(Saved data entries)
◆ ◆ ◆ ◆

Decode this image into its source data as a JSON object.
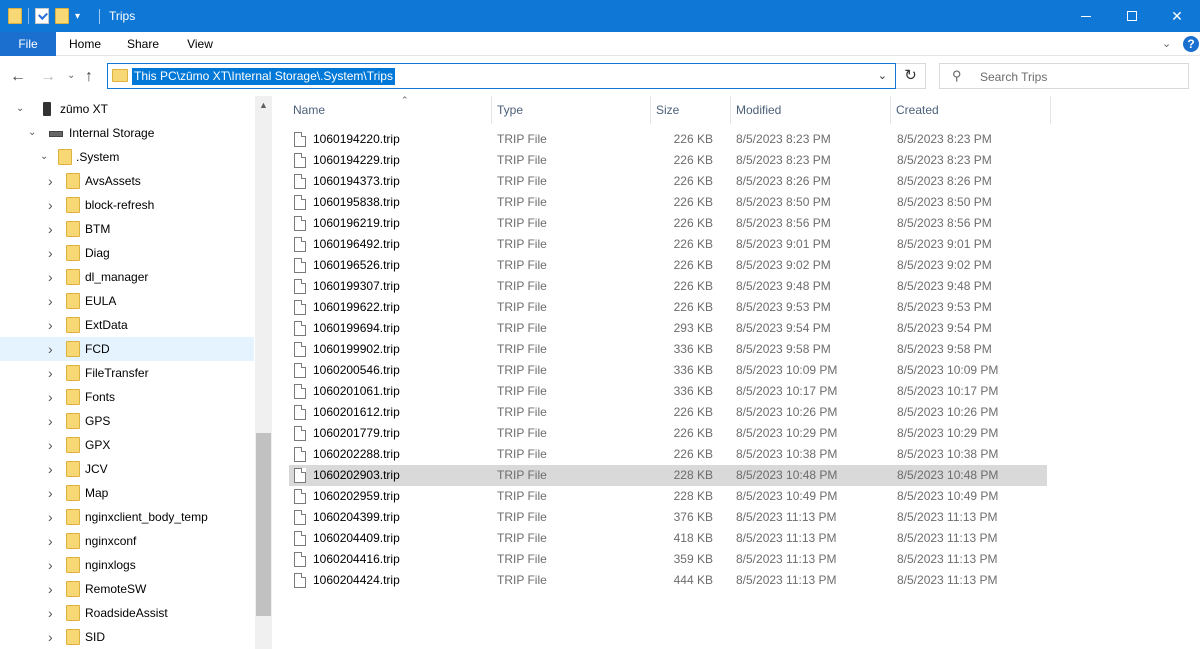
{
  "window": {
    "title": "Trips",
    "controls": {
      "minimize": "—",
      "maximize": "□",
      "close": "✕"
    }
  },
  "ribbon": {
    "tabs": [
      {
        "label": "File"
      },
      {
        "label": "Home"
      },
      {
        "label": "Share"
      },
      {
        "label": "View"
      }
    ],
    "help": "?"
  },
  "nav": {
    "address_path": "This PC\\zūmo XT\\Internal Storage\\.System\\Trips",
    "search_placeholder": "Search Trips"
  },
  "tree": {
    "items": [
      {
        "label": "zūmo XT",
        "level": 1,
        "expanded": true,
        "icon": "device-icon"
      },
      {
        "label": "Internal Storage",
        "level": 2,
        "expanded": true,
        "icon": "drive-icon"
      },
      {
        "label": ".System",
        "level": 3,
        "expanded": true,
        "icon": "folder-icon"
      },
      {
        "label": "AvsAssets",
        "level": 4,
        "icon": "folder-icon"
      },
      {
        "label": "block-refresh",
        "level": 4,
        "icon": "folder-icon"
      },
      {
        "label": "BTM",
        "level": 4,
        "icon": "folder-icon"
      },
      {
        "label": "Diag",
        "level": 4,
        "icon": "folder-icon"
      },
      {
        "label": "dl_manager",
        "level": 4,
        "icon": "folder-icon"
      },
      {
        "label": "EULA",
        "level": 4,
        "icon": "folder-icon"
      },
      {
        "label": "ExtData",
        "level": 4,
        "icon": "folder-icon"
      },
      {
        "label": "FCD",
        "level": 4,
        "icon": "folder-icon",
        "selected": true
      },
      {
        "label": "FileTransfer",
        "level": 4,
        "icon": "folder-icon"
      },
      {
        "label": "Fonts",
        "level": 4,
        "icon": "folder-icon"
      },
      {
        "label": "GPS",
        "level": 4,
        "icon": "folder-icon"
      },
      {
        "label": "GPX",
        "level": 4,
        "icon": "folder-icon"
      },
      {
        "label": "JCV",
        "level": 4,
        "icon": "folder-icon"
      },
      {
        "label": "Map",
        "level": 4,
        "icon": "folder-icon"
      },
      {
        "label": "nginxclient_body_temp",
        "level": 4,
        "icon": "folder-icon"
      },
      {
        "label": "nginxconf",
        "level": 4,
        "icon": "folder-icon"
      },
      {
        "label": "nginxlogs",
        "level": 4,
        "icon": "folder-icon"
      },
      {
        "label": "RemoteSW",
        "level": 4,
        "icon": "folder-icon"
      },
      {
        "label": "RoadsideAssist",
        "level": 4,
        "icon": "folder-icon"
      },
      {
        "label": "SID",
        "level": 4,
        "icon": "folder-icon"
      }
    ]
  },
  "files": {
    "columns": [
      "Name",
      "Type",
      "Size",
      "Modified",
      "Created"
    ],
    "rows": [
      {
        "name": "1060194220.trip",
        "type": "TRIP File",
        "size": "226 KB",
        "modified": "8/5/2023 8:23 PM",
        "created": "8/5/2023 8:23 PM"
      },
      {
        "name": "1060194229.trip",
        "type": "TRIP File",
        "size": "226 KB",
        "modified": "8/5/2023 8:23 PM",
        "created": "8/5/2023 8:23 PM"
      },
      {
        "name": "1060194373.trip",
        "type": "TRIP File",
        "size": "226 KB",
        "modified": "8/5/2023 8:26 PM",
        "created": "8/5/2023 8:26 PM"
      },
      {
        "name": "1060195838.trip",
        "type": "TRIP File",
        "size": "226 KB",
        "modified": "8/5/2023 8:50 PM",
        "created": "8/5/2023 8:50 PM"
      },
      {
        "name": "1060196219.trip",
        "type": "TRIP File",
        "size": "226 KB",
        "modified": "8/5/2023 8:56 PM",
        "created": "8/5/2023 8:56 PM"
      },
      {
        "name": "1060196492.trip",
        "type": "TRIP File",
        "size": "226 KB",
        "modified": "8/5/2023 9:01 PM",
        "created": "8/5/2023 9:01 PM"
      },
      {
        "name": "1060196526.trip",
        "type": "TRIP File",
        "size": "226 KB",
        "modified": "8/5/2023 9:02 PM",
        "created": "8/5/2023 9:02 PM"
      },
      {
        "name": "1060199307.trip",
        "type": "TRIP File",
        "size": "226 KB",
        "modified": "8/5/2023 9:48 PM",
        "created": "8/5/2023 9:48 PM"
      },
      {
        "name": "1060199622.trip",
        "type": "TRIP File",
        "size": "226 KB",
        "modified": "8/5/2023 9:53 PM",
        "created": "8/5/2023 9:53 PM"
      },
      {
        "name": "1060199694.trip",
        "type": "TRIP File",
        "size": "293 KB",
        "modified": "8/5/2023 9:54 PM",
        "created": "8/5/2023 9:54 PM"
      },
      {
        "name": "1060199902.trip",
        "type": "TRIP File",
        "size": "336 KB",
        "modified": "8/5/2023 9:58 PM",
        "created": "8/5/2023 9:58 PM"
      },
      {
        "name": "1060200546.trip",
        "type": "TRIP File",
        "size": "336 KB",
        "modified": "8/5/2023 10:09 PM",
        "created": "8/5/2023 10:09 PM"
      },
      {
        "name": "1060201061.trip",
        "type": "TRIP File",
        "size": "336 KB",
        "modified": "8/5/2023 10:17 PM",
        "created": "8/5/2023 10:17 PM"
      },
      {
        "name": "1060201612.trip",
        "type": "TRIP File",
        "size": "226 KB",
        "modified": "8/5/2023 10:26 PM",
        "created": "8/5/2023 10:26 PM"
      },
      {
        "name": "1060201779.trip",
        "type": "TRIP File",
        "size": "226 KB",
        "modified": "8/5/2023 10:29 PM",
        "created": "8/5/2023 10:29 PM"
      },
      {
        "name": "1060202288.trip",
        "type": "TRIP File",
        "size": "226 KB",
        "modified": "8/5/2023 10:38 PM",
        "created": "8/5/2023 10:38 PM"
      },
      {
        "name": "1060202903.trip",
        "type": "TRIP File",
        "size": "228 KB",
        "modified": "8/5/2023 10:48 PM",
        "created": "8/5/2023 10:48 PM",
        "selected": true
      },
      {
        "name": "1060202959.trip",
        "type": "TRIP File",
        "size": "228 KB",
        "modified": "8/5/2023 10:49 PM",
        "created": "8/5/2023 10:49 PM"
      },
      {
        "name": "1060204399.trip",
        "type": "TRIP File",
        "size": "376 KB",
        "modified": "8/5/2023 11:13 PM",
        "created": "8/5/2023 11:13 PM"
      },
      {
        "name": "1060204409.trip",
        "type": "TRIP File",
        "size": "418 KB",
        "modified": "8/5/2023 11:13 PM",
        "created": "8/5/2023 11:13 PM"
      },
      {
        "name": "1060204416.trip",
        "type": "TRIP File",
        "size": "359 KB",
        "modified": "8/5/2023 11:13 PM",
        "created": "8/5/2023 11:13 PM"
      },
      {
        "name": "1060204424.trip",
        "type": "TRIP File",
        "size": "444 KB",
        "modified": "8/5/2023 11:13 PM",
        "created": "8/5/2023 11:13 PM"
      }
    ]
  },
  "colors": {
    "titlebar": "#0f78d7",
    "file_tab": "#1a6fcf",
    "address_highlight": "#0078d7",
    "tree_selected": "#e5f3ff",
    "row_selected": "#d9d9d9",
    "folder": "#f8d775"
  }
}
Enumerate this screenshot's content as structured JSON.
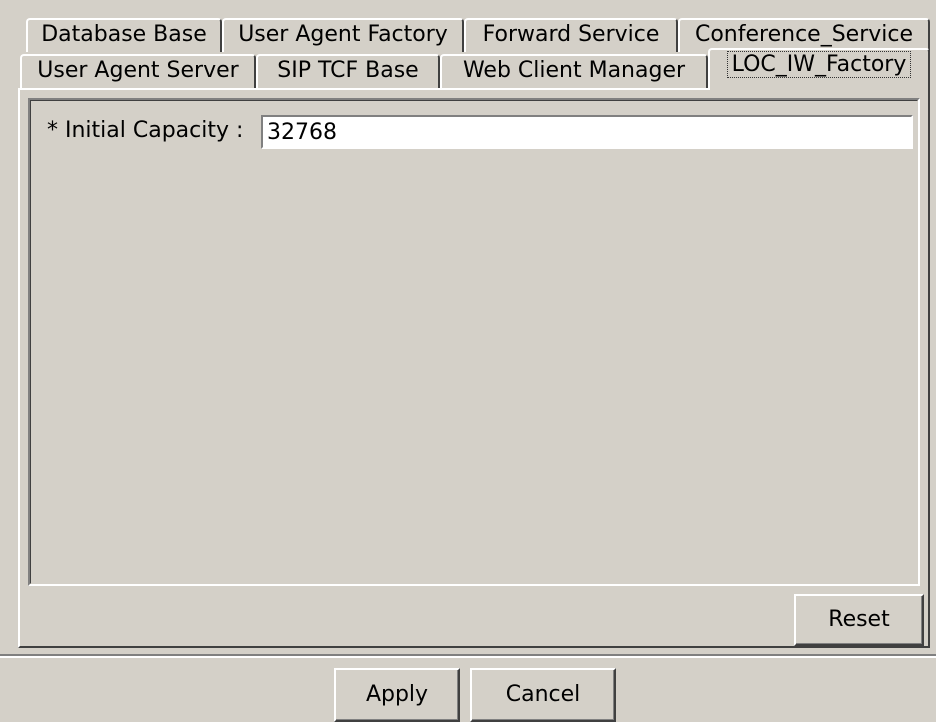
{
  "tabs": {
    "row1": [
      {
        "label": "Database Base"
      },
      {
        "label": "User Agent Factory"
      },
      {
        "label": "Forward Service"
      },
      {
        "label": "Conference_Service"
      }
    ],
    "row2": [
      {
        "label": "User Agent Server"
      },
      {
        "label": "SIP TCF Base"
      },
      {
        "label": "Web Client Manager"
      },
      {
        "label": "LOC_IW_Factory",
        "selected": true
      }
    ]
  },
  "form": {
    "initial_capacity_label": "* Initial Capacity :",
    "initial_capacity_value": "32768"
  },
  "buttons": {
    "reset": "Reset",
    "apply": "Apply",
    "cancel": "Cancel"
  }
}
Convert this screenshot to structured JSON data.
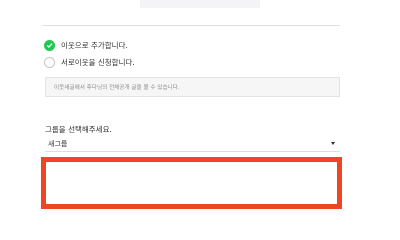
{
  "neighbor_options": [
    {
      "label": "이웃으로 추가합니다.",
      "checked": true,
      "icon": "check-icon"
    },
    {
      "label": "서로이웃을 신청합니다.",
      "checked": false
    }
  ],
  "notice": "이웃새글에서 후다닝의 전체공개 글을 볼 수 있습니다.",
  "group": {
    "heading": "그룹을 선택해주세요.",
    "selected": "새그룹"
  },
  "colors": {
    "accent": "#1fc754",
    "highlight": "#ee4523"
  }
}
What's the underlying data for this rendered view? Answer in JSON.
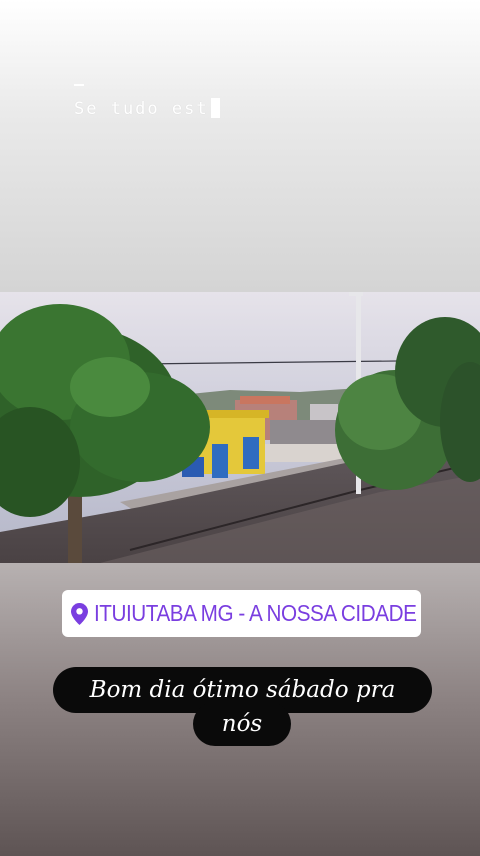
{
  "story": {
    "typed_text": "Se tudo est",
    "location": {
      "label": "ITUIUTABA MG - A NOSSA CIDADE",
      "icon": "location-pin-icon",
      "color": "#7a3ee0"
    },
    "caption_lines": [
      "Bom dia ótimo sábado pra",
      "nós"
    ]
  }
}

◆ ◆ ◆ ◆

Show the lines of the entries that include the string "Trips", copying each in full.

→ Task result
    "title": "Trips",
    "address_path": "This PC\\zūmo XT\\Internal Storage\\.System\\Trips",
    "search_placeholder": "Search Trips"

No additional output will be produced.